Work order
Pull every line from the records that has the word "time" in it.

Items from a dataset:

★ ★ ★ ★

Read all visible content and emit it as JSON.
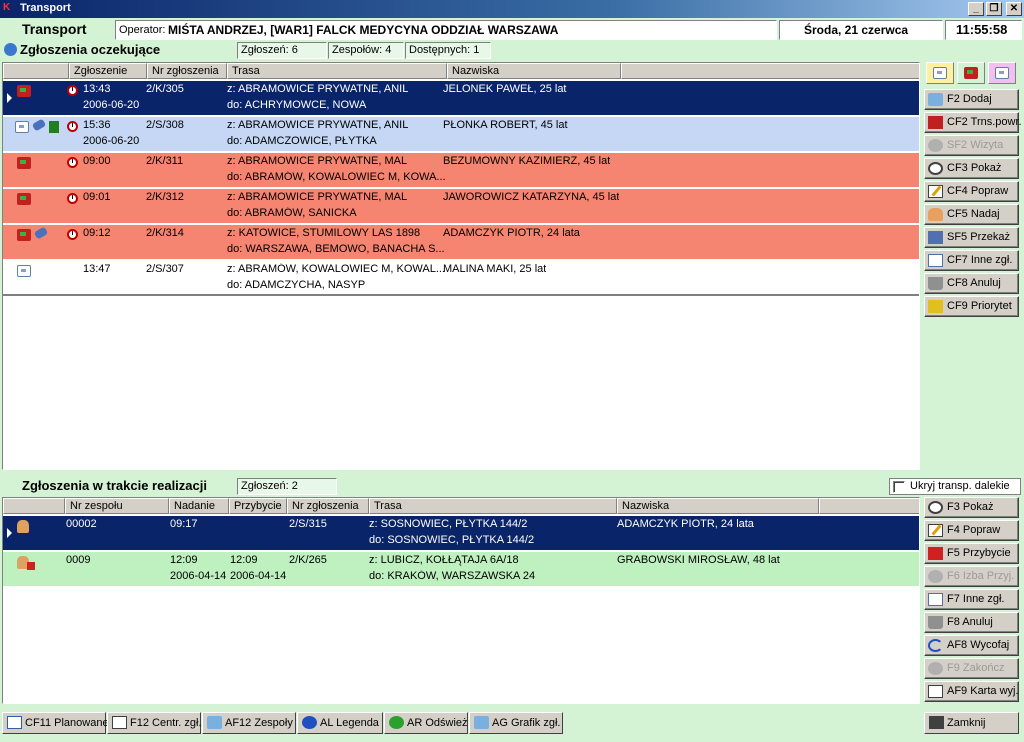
{
  "window": {
    "title": "Transport"
  },
  "header": {
    "app_label": "Transport",
    "operator_prefix": "Operator:",
    "operator_value": "MIŚTA ANDRZEJ,  [WAR1] FALCK MEDYCYNA ODDZIAŁ WARSZAWA",
    "date": "Środa, 21 czerwca",
    "time": "11:55:58"
  },
  "pending": {
    "title": "Zgłoszenia oczekujące",
    "counts": {
      "zgloszen": "Zgłoszeń: 6",
      "zespolow": "Zespołów: 4",
      "dostepnych": "Dostępnych: 1"
    },
    "columns": [
      "Zgłoszenie",
      "Nr zgłoszenia",
      "Trasa",
      "Nazwiska"
    ],
    "rows": [
      {
        "time": "13:43",
        "date": "2006-06-20",
        "nr": "2/K/305",
        "route_from": "z: ABRAMOWICE PRYWATNE, ANIL",
        "route_to": "do: ACHRYMOWCE, NOWA",
        "name": "JELONEK PAWEŁ, 25 lat"
      },
      {
        "time": "15:36",
        "date": "2006-06-20",
        "nr": "2/S/308",
        "route_from": "z: ABRAMOWICE PRYWATNE, ANIL",
        "route_to": "do: ADAMCZOWICE, PŁYTKA",
        "name": "PŁONKA ROBERT, 45 lat"
      },
      {
        "time": "09:00",
        "date": "",
        "nr": "2/K/311",
        "route_from": "z: ABRAMOWICE PRYWATNE, MAL",
        "route_to": "do: ABRAMÓW, KOWALOWIEC M, KOWA...",
        "name": "BEZUMOWNY KAZIMIERZ, 45 lat"
      },
      {
        "time": "09:01",
        "date": "",
        "nr": "2/K/312",
        "route_from": "z: ABRAMOWICE PRYWATNE, MAL",
        "route_to": "do: ABRAMÓW, SANICKA",
        "name": "JAWOROWICZ KATARZYNA, 45 lat"
      },
      {
        "time": "09:12",
        "date": "",
        "nr": "2/K/314",
        "route_from": "z: KATOWICE, STUMILOWY LAS 1898",
        "route_to": "do: WARSZAWA, BEMOWO, BANACHA S...",
        "name": "ADAMCZYK PIOTR, 24 lata"
      },
      {
        "time": "13:47",
        "date": "",
        "nr": "2/S/307",
        "route_from": "z: ABRAMÓW, KOWALOWIEC M, KOWAL...",
        "route_to": "do: ADAMCZYCHA, NASYP",
        "name": "MALINA MAKI, 25 lat"
      }
    ]
  },
  "pending_buttons": [
    "F2 Dodaj",
    "CF2 Trns.powr.",
    "SF2 Wizyta",
    "CF3 Pokaż",
    "CF4 Popraw",
    "CF5 Nadaj",
    "SF5 Przekaż",
    "CF7 Inne zgł.",
    "CF8 Anuluj",
    "CF9 Priorytet"
  ],
  "active": {
    "title": "Zgłoszenia w trakcie realizacji",
    "count": "Zgłoszeń: 2",
    "hide_long_label": "Ukryj transp. dalekie",
    "columns": [
      "Nr zespołu",
      "Nadanie",
      "Przybycie",
      "Nr zgłoszenia",
      "Trasa",
      "Nazwiska"
    ],
    "rows": [
      {
        "team": "00002",
        "assigned": "09:17",
        "assigned_date": "",
        "arrived": "",
        "arrived_date": "",
        "nr": "2/S/315",
        "route_from": "z: SOSNOWIEC, PŁYTKA 144/2",
        "route_to": "do: SOSNOWIEC, PŁYTKA 144/2",
        "name": "ADAMCZYK PIOTR, 24 lata"
      },
      {
        "team": "0009",
        "assigned": "12:09",
        "assigned_date": "2006-04-14",
        "arrived": "12:09",
        "arrived_date": "2006-04-14",
        "nr": "2/K/265",
        "route_from": "z: LUBICZ, KOŁŁĄTAJA 6A/18",
        "route_to": "do: KRAKÓW, WARSZAWSKA 24",
        "name": "GRABOWSKI MIROSŁAW, 48 lat"
      }
    ]
  },
  "active_buttons": [
    "F3 Pokaż",
    "F4 Popraw",
    "F5 Przybycie",
    "F6 Izba Przyj.",
    "F7 Inne zgł.",
    "F8 Anuluj",
    "AF8 Wycofaj",
    "F9 Zakończ",
    "AF9 Karta wyj."
  ],
  "toolbar": [
    "CF11 Planowane",
    "F12 Centr. zgł.",
    "AF12 Zespoły",
    "AL Legenda",
    "AR Odśwież",
    "AG Grafik zgł."
  ],
  "close_label": "Zamknij",
  "colors": {
    "selected_row": "#0a246a",
    "urgent_row": "#f58470",
    "planned_row": "#c5d7f5",
    "active_row": "#bff0bf",
    "background": "#d4f2d4"
  }
}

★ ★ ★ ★

Answer to the exercise
    "time": "11:55:58"
        "time": "13:43",
        "time": "15:36",
        "time": "09:00",
        "time": "09:01",
        "time": "09:12",
        "time": "13:47",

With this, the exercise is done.